TASK DIRECTIONS
Within the records that follow, find every line containing the string "user". Copy those lines.

DATA SHOWN
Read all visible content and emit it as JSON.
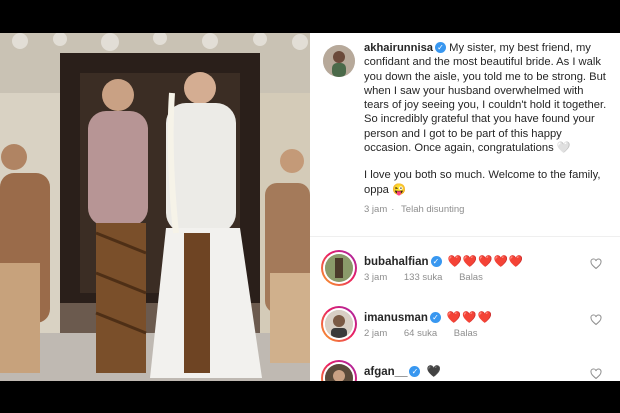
{
  "post": {
    "author": "akhairunnisa",
    "caption_paragraphs": [
      "My sister, my best friend, my confidant and the most beautiful bride. As I walk you down the aisle, you told me to be strong. But when I saw your husband overwhelmed with tears of joy seeing you, I couldn't hold it together. So incredibly grateful that you have found your person and I got to be part of this happy occasion. Once again, congratulations 🤍",
      "I love you both so much. Welcome to the family, oppa 😜"
    ],
    "time": "3 jam",
    "edited_label": "Telah disunting"
  },
  "comments": [
    {
      "user": "bubahalfian",
      "text": "❤️❤️❤️❤️❤️",
      "time": "3 jam",
      "likes": "133 suka",
      "reply": "Balas",
      "verified": true
    },
    {
      "user": "imanusman",
      "text": "❤️❤️❤️",
      "time": "2 jam",
      "likes": "64 suka",
      "reply": "Balas",
      "verified": true
    },
    {
      "user": "afgan__",
      "text": "🖤",
      "time": "",
      "likes": "",
      "reply": "",
      "verified": true
    }
  ],
  "colors": {
    "link": "#3897f0",
    "text": "#262626",
    "muted": "#8e8e8e",
    "heart": "#ed4956"
  }
}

ANSWER BOX
      "user": "bubahalfian",
      "user": "imanusman",
      "user": "afgan__",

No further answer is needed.